- WHAT YOU ARE ASKED TO DO -
A single number is expected: the count of lines below where the word "icon" occurs.

=== STORED DATA ===

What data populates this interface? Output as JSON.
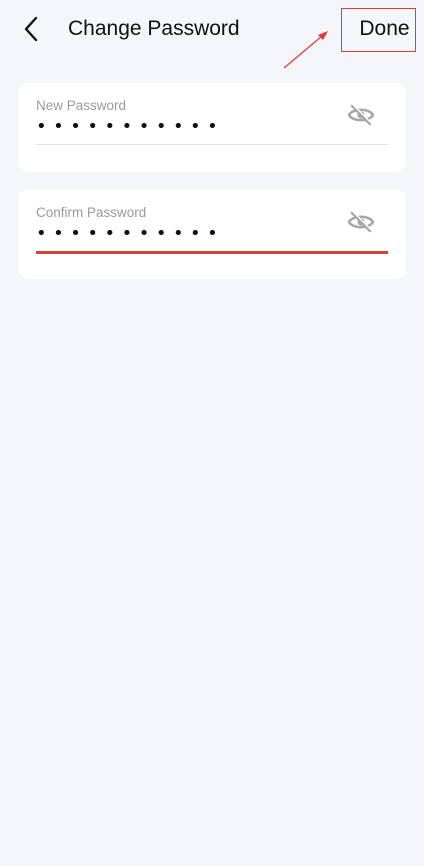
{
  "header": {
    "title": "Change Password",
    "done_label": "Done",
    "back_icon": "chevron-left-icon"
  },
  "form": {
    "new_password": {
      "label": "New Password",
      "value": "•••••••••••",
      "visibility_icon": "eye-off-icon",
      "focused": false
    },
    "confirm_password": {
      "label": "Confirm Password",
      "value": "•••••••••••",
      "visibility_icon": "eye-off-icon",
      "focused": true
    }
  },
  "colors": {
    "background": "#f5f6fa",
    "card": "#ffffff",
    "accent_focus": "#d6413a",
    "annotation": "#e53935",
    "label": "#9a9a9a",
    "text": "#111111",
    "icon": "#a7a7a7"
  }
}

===

- SOLUTION TO THIS TASK -
4